→ Brief:
Without including any image, repeat every record exactly.

→ Exercise input:
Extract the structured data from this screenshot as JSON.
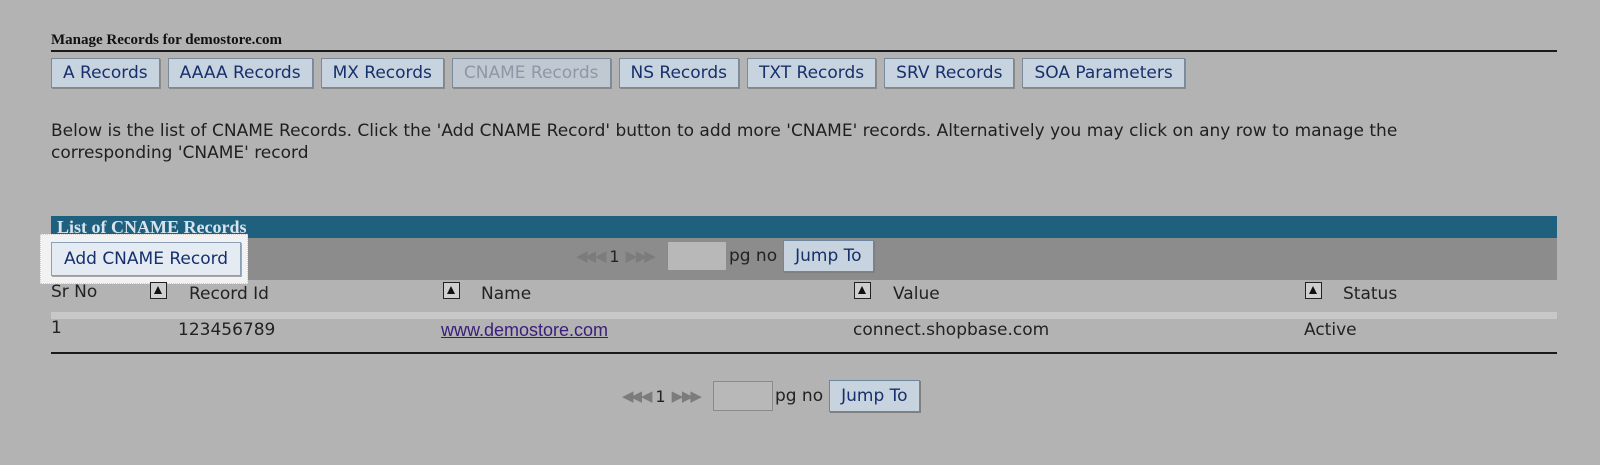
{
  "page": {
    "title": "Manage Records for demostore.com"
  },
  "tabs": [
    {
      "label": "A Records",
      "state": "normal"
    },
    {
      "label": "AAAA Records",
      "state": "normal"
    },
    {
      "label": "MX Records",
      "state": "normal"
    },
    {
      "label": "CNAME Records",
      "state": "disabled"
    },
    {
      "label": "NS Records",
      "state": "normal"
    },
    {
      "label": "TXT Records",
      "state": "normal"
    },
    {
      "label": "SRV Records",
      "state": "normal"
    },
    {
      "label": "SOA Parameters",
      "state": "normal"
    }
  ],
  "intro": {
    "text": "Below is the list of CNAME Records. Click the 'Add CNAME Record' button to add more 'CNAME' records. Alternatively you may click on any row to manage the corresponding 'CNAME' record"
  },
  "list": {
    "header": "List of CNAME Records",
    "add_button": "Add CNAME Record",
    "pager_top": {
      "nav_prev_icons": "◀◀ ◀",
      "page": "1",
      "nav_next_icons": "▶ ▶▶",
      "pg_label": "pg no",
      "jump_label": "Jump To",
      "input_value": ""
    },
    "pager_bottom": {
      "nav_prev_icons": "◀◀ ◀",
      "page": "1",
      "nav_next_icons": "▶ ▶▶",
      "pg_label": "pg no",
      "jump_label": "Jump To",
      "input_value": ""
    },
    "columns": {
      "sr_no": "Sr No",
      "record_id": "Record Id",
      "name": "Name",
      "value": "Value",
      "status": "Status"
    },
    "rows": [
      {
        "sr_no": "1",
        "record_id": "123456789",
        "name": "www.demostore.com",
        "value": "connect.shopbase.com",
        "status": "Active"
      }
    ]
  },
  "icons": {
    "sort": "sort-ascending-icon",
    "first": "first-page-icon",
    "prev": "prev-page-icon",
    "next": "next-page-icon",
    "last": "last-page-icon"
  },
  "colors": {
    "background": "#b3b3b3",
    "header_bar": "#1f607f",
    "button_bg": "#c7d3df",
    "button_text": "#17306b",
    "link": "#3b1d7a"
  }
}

→ Task solution:
Extract the structured data from this screenshot as JSON.
{
  "page": {
    "title": "Manage Records for demostore.com"
  },
  "tabs": [
    {
      "label": "A Records",
      "state": "normal"
    },
    {
      "label": "AAAA Records",
      "state": "normal"
    },
    {
      "label": "MX Records",
      "state": "normal"
    },
    {
      "label": "CNAME Records",
      "state": "disabled"
    },
    {
      "label": "NS Records",
      "state": "normal"
    },
    {
      "label": "TXT Records",
      "state": "normal"
    },
    {
      "label": "SRV Records",
      "state": "normal"
    },
    {
      "label": "SOA Parameters",
      "state": "normal"
    }
  ],
  "intro": {
    "text": "Below is the list of CNAME Records. Click the 'Add CNAME Record' button to add more 'CNAME' records. Alternatively you may click on any row to manage the corresponding 'CNAME' record"
  },
  "list": {
    "header": "List of CNAME Records",
    "add_button": "Add CNAME Record",
    "pager_top": {
      "nav_prev_icons": "◀◀ ◀",
      "page": "1",
      "nav_next_icons": "▶ ▶▶",
      "pg_label": "pg no",
      "jump_label": "Jump To",
      "input_value": ""
    },
    "pager_bottom": {
      "nav_prev_icons": "◀◀ ◀",
      "page": "1",
      "nav_next_icons": "▶ ▶▶",
      "pg_label": "pg no",
      "jump_label": "Jump To",
      "input_value": ""
    },
    "columns": {
      "sr_no": "Sr No",
      "record_id": "Record Id",
      "name": "Name",
      "value": "Value",
      "status": "Status"
    },
    "rows": [
      {
        "sr_no": "1",
        "record_id": "123456789",
        "name": "www.demostore.com",
        "value": "connect.shopbase.com",
        "status": "Active"
      }
    ]
  },
  "icons": {
    "sort": "sort-ascending-icon",
    "first": "first-page-icon",
    "prev": "prev-page-icon",
    "next": "next-page-icon",
    "last": "last-page-icon"
  },
  "colors": {
    "background": "#b3b3b3",
    "header_bar": "#1f607f",
    "button_bg": "#c7d3df",
    "button_text": "#17306b",
    "link": "#3b1d7a"
  }
}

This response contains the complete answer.